**Work instruction:** Among the entries below, tally each line containing "AppVClient"; respond with the total only.

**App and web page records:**
+===+

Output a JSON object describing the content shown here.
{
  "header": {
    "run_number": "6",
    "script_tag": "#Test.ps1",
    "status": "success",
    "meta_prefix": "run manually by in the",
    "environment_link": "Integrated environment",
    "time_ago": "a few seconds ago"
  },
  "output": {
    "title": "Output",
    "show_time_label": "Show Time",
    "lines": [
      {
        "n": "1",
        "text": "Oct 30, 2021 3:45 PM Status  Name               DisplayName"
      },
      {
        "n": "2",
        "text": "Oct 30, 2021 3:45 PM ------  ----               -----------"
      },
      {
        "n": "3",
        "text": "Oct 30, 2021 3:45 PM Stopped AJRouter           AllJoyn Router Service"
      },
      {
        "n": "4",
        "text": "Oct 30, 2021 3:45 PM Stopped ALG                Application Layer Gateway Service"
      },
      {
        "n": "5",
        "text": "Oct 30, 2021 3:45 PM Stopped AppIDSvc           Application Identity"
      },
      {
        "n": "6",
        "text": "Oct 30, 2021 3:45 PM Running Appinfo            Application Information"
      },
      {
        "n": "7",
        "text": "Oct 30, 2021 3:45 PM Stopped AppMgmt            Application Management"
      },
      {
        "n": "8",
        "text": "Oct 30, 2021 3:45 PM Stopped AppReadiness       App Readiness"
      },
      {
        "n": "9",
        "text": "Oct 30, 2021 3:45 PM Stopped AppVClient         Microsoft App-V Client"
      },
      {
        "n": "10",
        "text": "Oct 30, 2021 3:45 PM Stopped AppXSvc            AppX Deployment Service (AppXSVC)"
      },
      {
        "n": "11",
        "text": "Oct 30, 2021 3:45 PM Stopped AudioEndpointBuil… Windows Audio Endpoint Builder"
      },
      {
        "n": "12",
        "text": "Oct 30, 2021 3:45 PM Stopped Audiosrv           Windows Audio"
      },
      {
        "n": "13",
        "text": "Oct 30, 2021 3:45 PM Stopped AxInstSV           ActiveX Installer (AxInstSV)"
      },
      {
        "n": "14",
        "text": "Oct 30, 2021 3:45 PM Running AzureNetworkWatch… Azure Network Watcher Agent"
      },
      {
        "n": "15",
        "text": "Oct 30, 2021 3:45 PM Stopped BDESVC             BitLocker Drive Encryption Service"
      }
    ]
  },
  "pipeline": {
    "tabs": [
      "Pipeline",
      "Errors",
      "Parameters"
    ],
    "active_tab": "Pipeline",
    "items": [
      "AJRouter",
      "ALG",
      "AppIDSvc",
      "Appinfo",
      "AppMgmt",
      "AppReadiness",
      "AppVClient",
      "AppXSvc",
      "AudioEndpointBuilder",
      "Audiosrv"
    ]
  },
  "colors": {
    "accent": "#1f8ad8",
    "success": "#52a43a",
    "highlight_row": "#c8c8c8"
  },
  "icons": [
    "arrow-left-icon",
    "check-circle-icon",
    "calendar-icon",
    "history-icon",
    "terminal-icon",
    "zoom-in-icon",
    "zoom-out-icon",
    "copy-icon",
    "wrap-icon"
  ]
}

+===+

**Result of the exercise:** 2